The Pernambuco Arena, stage to five matches of the FIFA World Cup Brazil 2014 located in São Lourenço da Mata (Recife metropolitan area), is now internationally recognized as an ecologically sound project. Reuse of rainwater, building automation systems and a solar power plant were some of the initiatives that allowed the project to obtain LEED Silver certification, a seal used in more than 140 countries to identify construction projects as sustainable. The assessment method used to grant the certification is developed by the United States Green Building Council-USGBC.
Energy efficiency initiatives have also been taken into account for the certification, including the use of an LED big screen and a solar power plant with 3,652 photovoltaic solar panels that can generate 126,480 kWh of electricity per month. The stadium's solar plant is the first photovoltaic solar energy system deployed in the state of Pernambuco. It supplies 30% of the stadium's energy and is located in a 15,000-m² area next to the Arena. The plant is part of the Strategic Research and Development Project developed by Brazil's National Electric Energy Agency (ANEEL).

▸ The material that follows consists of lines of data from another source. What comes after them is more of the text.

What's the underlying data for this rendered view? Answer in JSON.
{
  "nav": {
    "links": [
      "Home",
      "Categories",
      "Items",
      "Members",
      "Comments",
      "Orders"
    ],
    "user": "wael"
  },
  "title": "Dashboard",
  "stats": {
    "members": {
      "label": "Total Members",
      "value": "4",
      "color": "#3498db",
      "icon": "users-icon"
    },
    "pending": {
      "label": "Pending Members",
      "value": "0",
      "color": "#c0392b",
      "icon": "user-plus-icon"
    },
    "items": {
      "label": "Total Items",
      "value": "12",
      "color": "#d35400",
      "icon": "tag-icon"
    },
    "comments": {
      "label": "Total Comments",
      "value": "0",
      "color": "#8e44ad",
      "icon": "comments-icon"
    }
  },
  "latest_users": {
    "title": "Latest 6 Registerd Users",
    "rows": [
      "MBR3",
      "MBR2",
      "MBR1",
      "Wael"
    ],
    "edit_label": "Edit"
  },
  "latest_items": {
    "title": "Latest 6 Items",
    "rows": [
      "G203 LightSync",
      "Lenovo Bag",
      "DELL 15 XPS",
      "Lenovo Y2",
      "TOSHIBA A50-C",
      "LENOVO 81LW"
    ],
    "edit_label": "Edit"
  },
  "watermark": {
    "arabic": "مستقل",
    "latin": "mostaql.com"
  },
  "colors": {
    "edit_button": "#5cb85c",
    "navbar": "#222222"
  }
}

The energy savings are also increased by the stadium design's favoring of natural lighting and ventilation schemes. The roof and side closures the stadium capture rainwater, and its wastewater is treated for reuse.

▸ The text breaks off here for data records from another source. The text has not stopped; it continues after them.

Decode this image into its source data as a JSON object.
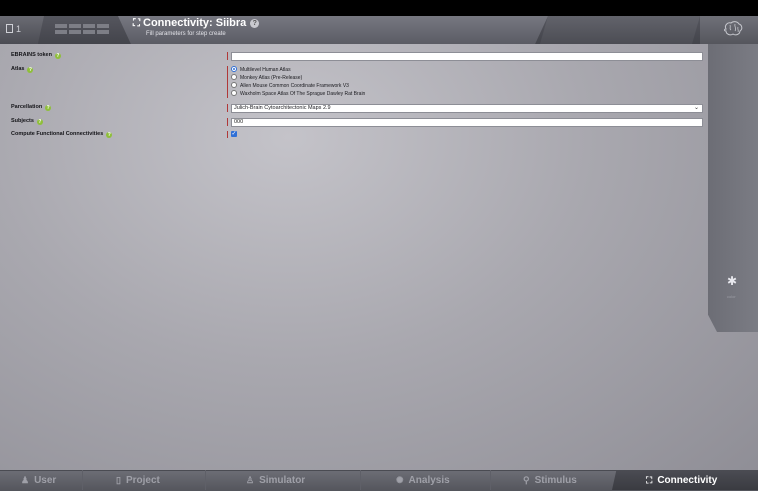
{
  "header": {
    "project_id": "1",
    "title": "Connectivity: Siibra",
    "help_symbol": "?",
    "subtitle": "Fill parameters for step create"
  },
  "form": {
    "ebrains_token": {
      "label": "EBRAINS token",
      "value": ""
    },
    "atlas": {
      "label": "Atlas",
      "options": [
        "Multilevel Human Atlas",
        "Monkey Atlas (Pre-Release)",
        "Allen Mouse Common Coordinate Framework V3",
        "Waxholm Space Atlas Of The Sprague Dawley Rat Brain"
      ],
      "selected_index": 0
    },
    "parcellation": {
      "label": "Parcellation",
      "value": "Julich-Brain Cytoarchitectonic Maps 2.9"
    },
    "subjects": {
      "label": "Subjects",
      "value": "000"
    },
    "compute_fc": {
      "label": "Compute Functional Connectivities",
      "checked": true
    }
  },
  "sidepanel": {
    "label": "color"
  },
  "nav": {
    "tabs": [
      {
        "label": "User",
        "icon": "user-icon"
      },
      {
        "label": "Project",
        "icon": "project-icon"
      },
      {
        "label": "Simulator",
        "icon": "simulator-icon"
      },
      {
        "label": "Analysis",
        "icon": "analysis-icon"
      },
      {
        "label": "Stimulus",
        "icon": "stimulus-icon"
      },
      {
        "label": "Connectivity",
        "icon": "connectivity-icon"
      }
    ],
    "active": "Connectivity"
  },
  "colors": {
    "accent": "#2f6fd6",
    "help_green": "#8fbf3a",
    "required_marker": "#b03838"
  }
}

Practices and techniques
Besides these aspects, the certification process also recognized other practices and techniques adopted by the Odebrecht Infraestrutura developer to reduce environmental impacts during the stadium's construction. For instance, 24% of the inputs used were recycled (especially steel and cement). The use of materials and technologies with low environmental impact and the social, cultural and economic development of the surrounding region were also areas of priority for Odebrecht. A total 31% of the materials used in construction were provided by local suppliers.
The Leadership in Energy and Environmental Design (LEED) Certification is a system that rates buildings in different categories based on environmental sustainability criteria. The seal is used in 143 countries to encourage the transformation of building design, construction and operation actions in order to focus on the sustainability of initiatives. The LEED certification process takes into account specific dimensions of buildings, which are divided in prerequisites (mandatory practices) and credits, as well as recommendations that guarantee more 'points' to the building if met.